Today, I'm going to be the lazy human I'm so frequently accused of being by my somewhat faithful dog Shasta, and bring together two posts written by two other folks into one uber "ain't it cool how this all works together post" by me. Here are the two concepts we're combining today:
Now, once our SharePoint App has been published to a Windows Azure web site, the error prone and/or forward-thinking amongst you may be wondering...um, great...so what do I do to track down bugs? Well that's where the second piece of brilliant advice that I had nothing to do with comes in.
Now, let's briefly walk through the steps to combine these two nuggets of goodness:
See the remotely debugging Azure web sites post for the details on pre-requisites, but in short you need Visual Studio 2013 and the Azure 2.2 SDK for VS 2013; you will find a link to that in the blog post. (NOTE: that same post also describes how to do this with Visual Studio 2012 but I have not tried that) This actually works pretty great and I was able to get a first-hand experience using it when I went through the steps for this blog post. As it turns out, the SharePoint site where I installed my sample application uses the Url https://sps2. Well, the problem of course is that in my Azure Web site, my code was trying to make a CSOM call to an endpoint at "sps2". That works great when I'm in my lab environment, but out in the interwebs that Azure lives in of course it cannot resolve to a simple NetBIOS name (remember, this code is running server side, not client side). So as a result it was blowing up. By using this cool new debugging feature I was able to find my issue, appropriately for this debugging post. Here's a screenshot of it in action:

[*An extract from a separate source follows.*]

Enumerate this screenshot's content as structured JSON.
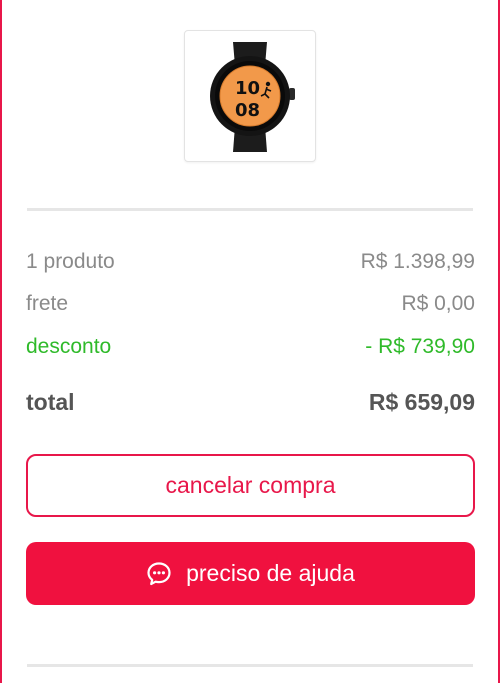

I love the new debugging stuff in Azure Websites ... so handy for those "well it works on my machine" moments. Something else i have been doing in all my Azure code is adding some tracing/debugging output using SignalR. This gives you a real time monitoring visibility in your code ... good for non-intrusively debugging your code. When you do the VS debugging for Azure it will stop other requests from executing so sometimes you need a little lighter touch if your code is in production. I wrote it up here if you are interested: